**Work instructions:** Only the words of the entries are wanted, repeated exactly and without images.

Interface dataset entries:
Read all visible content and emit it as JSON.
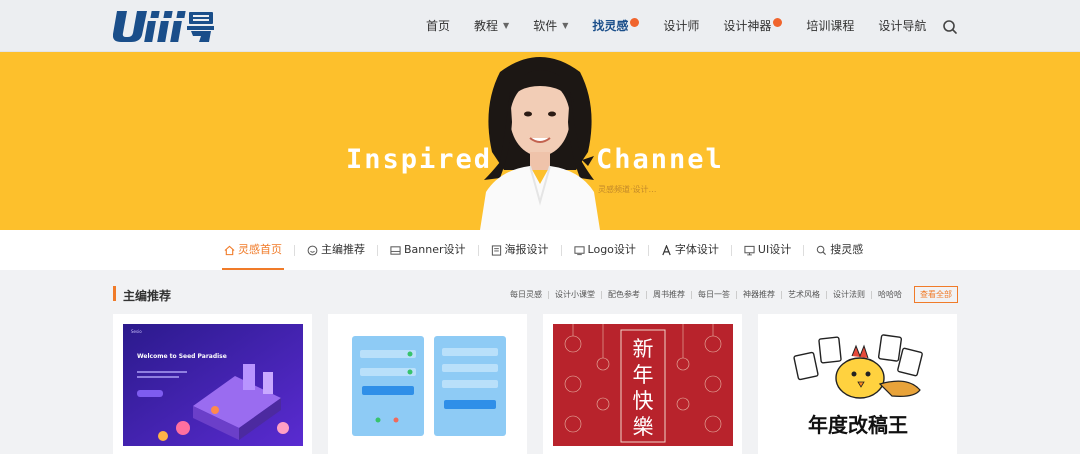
{
  "brand": {
    "logo_text": "Uiii",
    "logo_mark": "号",
    "logo_color": "#1a4e8a"
  },
  "nav": {
    "items": [
      {
        "label": "首页",
        "caret": ""
      },
      {
        "label": "教程",
        "caret": "▼"
      },
      {
        "label": "软件",
        "caret": "▼"
      },
      {
        "label": "找灵感",
        "caret": "",
        "badge": ""
      },
      {
        "label": "设计师",
        "caret": ""
      },
      {
        "label": "设计神器",
        "caret": "",
        "badge": ""
      },
      {
        "label": "培训课程",
        "caret": ""
      },
      {
        "label": "设计导航",
        "caret": ""
      }
    ],
    "search_icon": "search-icon"
  },
  "banner": {
    "left_text": "Inspired",
    "right_text": "Channel",
    "caption": "灵感频道·设计…",
    "background": "#fdc02c"
  },
  "subnav": {
    "items": [
      {
        "label": "灵感首页",
        "icon": "home-icon"
      },
      {
        "label": "主编推荐",
        "icon": "smile-icon"
      },
      {
        "label": "Banner设计",
        "icon": "image-icon"
      },
      {
        "label": "海报设计",
        "icon": "poster-icon"
      },
      {
        "label": "Logo设计",
        "icon": "monitor-icon"
      },
      {
        "label": "字体设计",
        "icon": "font-icon"
      },
      {
        "label": "UI设计",
        "icon": "desktop-icon"
      },
      {
        "label": "搜灵感",
        "icon": "search-icon"
      }
    ]
  },
  "section": {
    "title": "主编推荐",
    "tags": [
      "每日灵感",
      "设计小课堂",
      "配色参考",
      "周书推荐",
      "每日一答",
      "神器推荐",
      "艺术风格",
      "设计法则",
      "哈哈哈"
    ],
    "view_all": "查看全部"
  },
  "cards": [
    {
      "thumb_heading": "Welcome to Seed Paradise",
      "thumb_brand": "Sesio",
      "thumb_button": ""
    },
    {
      "thumb_left_button": "",
      "thumb_right_button": ""
    },
    {
      "thumb_text": [
        "新",
        "年",
        "快",
        "樂"
      ]
    },
    {
      "thumb_text": "年度改稿王"
    }
  ]
}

**Your response:**
Read all visible content and emit it as JSON.
{
  "brand": {
    "logo_text": "Uiii",
    "logo_mark": "号",
    "logo_color": "#1a4e8a"
  },
  "nav": {
    "items": [
      {
        "label": "首页",
        "caret": ""
      },
      {
        "label": "教程",
        "caret": "▼"
      },
      {
        "label": "软件",
        "caret": "▼"
      },
      {
        "label": "找灵感",
        "caret": "",
        "badge": ""
      },
      {
        "label": "设计师",
        "caret": ""
      },
      {
        "label": "设计神器",
        "caret": "",
        "badge": ""
      },
      {
        "label": "培训课程",
        "caret": ""
      },
      {
        "label": "设计导航",
        "caret": ""
      }
    ],
    "search_icon": "search-icon"
  },
  "banner": {
    "left_text": "Inspired",
    "right_text": "Channel",
    "caption": "灵感频道·设计…",
    "background": "#fdc02c"
  },
  "subnav": {
    "items": [
      {
        "label": "灵感首页",
        "icon": "home-icon"
      },
      {
        "label": "主编推荐",
        "icon": "smile-icon"
      },
      {
        "label": "Banner设计",
        "icon": "image-icon"
      },
      {
        "label": "海报设计",
        "icon": "poster-icon"
      },
      {
        "label": "Logo设计",
        "icon": "monitor-icon"
      },
      {
        "label": "字体设计",
        "icon": "font-icon"
      },
      {
        "label": "UI设计",
        "icon": "desktop-icon"
      },
      {
        "label": "搜灵感",
        "icon": "search-icon"
      }
    ]
  },
  "section": {
    "title": "主编推荐",
    "tags": [
      "每日灵感",
      "设计小课堂",
      "配色参考",
      "周书推荐",
      "每日一答",
      "神器推荐",
      "艺术风格",
      "设计法则",
      "哈哈哈"
    ],
    "view_all": "查看全部"
  },
  "cards": [
    {
      "thumb_heading": "Welcome to Seed Paradise",
      "thumb_brand": "Sesio",
      "thumb_button": ""
    },
    {
      "thumb_left_button": "",
      "thumb_right_button": ""
    },
    {
      "thumb_text": [
        "新",
        "年",
        "快",
        "樂"
      ]
    },
    {
      "thumb_text": "年度改稿王"
    }
  ]
}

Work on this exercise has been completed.